**WHAT YOU NEED TO DO**. Your answer must be one number: the count of lines below that hold the word "name".

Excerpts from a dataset
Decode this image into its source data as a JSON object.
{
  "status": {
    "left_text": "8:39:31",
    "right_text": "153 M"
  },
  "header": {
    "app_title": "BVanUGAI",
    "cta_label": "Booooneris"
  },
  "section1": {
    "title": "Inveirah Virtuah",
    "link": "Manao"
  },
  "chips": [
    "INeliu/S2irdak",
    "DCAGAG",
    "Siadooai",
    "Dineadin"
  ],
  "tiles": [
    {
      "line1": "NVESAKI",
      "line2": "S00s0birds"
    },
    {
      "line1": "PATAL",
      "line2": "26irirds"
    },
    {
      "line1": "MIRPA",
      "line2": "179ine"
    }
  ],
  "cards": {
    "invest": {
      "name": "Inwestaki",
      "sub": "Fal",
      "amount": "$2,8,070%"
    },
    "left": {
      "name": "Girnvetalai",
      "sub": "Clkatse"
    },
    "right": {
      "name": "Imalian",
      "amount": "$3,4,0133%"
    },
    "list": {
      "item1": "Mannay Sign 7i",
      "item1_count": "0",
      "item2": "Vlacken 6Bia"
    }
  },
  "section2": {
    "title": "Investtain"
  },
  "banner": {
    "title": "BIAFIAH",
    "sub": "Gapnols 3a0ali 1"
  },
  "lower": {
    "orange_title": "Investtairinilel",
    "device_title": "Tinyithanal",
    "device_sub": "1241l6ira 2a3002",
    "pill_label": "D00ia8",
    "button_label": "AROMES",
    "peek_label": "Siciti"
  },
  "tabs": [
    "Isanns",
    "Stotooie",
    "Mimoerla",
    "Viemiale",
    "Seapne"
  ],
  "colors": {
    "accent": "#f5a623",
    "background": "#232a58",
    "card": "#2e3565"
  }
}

**SOLUTION FOR THIS EXERCISE**. 3